Sobering Truths About St. Patrick’s Day

March 14, 2024

A guest blog by Hailey Kanipe, MPH, CPS, ICPS, Prevention Specialist and Samantha Maroney, LRADAC Prevention Intern

Celebrating St. Patrick’s Day Safely

What is the first thing that usually comes to mind when you think about celebrations happening in March? Saint Patrick’s Day!

For over a thousand years now, St. Patrick’s Day has been celebrated on March 17th, the anniversary of the death of Saint Patrick. St. Patrick’s Day was first celebrated in Ireland in 1631 with religious celebrations and feasts to celebrate the life of Saint Patrick, a formerly enslaved Roman who became a priest and was credited with converting many Celtic men to Christianity. St. Patrick’s Day was first observed in the United States in 1737 when The Charitable Irish Society of Boston gathered to honor their homeland, worship, and enjoy dinner together. Over the years, St. Patrick’s Day has become associated with the four-leaf clover, the color green, being an Irish descendant, leprechauns, and drinking alcohol.

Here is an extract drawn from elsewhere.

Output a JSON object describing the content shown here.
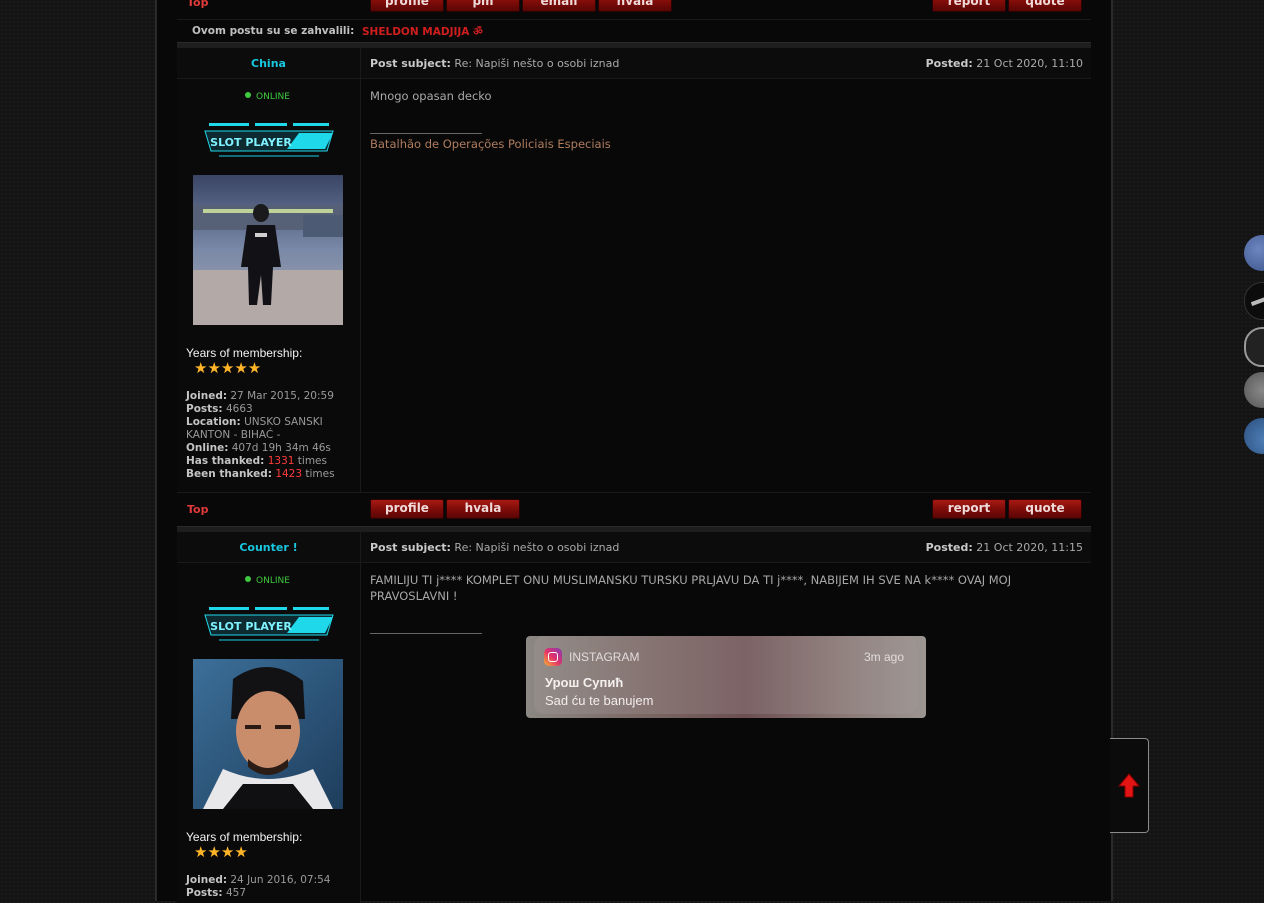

While it is fun to celebrate with friends and family, the statistics associated with death and injury on St. Patrick’s Day are alarming. It is estimated that one drunk driving death occurs every 30 minutes during St. Patrick’s Day. Over the holiday weekend in 2019, statistics show that 63% of car-related fatalities involved drunk drivers. Between 2016 and 2020, 287 lives were lost in the United States due to drunk-driving-related crashes during St. Patrick’s Day. The statistics don’t lie! The culture of binge drinking during St. Patrick’s Day does increase the risk of accidents, injuries, and death during the holiday.

Suppose a person is celebrating recovery from a substance use disorder. In that case, celebrations like St. Patrick’s Day can be very challenging as they try and avoid situations that may put them at risk for relapse. People in recovery must contact a mentor, sponsor, or someone they can trust for holiday advice and guidance. Finding new ways to celebrate that don’t involve drinking can be fun. For St. Patrick’s Day, you might learn to make an Irish meal, study old Irish traditions, or read traditional Irish blessings. You may also consider skipping the holiday altogether and instead taking a short trip or gathering with friends and family who plan to stay sober.

If you are not in recovery and still plan to go out during St. Patrick’s Day celebrations, be mindful of some ways to stay safe while having fun.

5 tips to enjoy st. patricks day safely

If you or someone you know is struggling with a substance use disorder, please get in touch with LRADAC for more information.

LRADAC is the designated alcohol abuse and drug abuse authority for Lexington and Richland Counties of South Carolina. The public, not-for-profit agency offers a wide array of prevention, intervention and treatment programs in locations convenient to residents of both counties. The agency has a budget of approximately $10 million and serves more than 5,000 clients per year.